_PROBLEM_
Repeat each record that follows, keeping it identical.

Saved data entries:
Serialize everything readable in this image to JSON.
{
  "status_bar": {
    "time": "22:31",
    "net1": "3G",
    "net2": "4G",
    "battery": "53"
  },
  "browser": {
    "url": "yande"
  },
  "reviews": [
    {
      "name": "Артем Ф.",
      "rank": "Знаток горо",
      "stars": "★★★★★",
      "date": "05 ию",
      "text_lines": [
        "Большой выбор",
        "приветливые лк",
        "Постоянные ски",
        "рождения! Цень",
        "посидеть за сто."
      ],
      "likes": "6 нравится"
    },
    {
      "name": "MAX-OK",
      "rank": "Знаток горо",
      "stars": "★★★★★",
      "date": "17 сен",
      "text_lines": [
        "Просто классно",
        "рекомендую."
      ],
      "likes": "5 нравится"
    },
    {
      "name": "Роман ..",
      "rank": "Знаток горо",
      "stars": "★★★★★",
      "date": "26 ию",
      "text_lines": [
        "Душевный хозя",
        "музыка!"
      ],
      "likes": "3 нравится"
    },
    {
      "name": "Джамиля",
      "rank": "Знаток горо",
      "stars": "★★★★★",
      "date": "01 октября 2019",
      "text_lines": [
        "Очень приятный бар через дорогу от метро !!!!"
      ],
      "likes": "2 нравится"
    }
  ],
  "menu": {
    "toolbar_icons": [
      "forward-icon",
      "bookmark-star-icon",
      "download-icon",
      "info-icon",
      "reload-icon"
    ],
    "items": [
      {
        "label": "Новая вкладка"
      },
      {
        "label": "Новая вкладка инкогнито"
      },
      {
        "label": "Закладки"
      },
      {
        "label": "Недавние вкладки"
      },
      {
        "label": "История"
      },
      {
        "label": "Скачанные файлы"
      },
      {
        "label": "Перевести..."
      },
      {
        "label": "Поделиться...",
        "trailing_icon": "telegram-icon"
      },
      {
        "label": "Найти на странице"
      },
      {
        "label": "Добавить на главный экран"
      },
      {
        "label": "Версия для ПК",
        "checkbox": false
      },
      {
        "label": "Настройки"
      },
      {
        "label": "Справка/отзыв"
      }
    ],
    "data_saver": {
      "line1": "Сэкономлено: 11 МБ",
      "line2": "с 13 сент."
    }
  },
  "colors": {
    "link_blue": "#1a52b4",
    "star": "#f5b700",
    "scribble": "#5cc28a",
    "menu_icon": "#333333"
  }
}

_YOUR RESPONSE_
Serialize everything readable in this image to JSON.
{
  "status_bar": {
    "time": "22:31",
    "net1": "3G",
    "net2": "4G",
    "battery": "53"
  },
  "browser": {
    "url": "yande"
  },
  "reviews": [
    {
      "name": "Артем Ф.",
      "rank": "Знаток горо",
      "stars": "★★★★★",
      "date": "05 ию",
      "text_lines": [
        "Большой выбор",
        "приветливые лк",
        "Постоянные ски",
        "рождения! Цень",
        "посидеть за сто."
      ],
      "likes": "6 нравится"
    },
    {
      "name": "MAX-OK",
      "rank": "Знаток горо",
      "stars": "★★★★★",
      "date": "17 сен",
      "text_lines": [
        "Просто классно",
        "рекомендую."
      ],
      "likes": "5 нравится"
    },
    {
      "name": "Роман ..",
      "rank": "Знаток горо",
      "stars": "★★★★★",
      "date": "26 ию",
      "text_lines": [
        "Душевный хозя",
        "музыка!"
      ],
      "likes": "3 нравится"
    },
    {
      "name": "Джамиля",
      "rank": "Знаток горо",
      "stars": "★★★★★",
      "date": "01 октября 2019",
      "text_lines": [
        "Очень приятный бар через дорогу от метро !!!!"
      ],
      "likes": "2 нравится"
    }
  ],
  "menu": {
    "toolbar_icons": [
      "forward-icon",
      "bookmark-star-icon",
      "download-icon",
      "info-icon",
      "reload-icon"
    ],
    "items": [
      {
        "label": "Новая вкладка"
      },
      {
        "label": "Новая вкладка инкогнито"
      },
      {
        "label": "Закладки"
      },
      {
        "label": "Недавние вкладки"
      },
      {
        "label": "История"
      },
      {
        "label": "Скачанные файлы"
      },
      {
        "label": "Перевести..."
      },
      {
        "label": "Поделиться...",
        "trailing_icon": "telegram-icon"
      },
      {
        "label": "Найти на странице"
      },
      {
        "label": "Добавить на главный экран"
      },
      {
        "label": "Версия для ПК",
        "checkbox": false
      },
      {
        "label": "Настройки"
      },
      {
        "label": "Справка/отзыв"
      }
    ],
    "data_saver": {
      "line1": "Сэкономлено: 11 МБ",
      "line2": "с 13 сент."
    }
  },
  "colors": {
    "link_blue": "#1a52b4",
    "star": "#f5b700",
    "scribble": "#5cc28a",
    "menu_icon": "#333333"
  }
}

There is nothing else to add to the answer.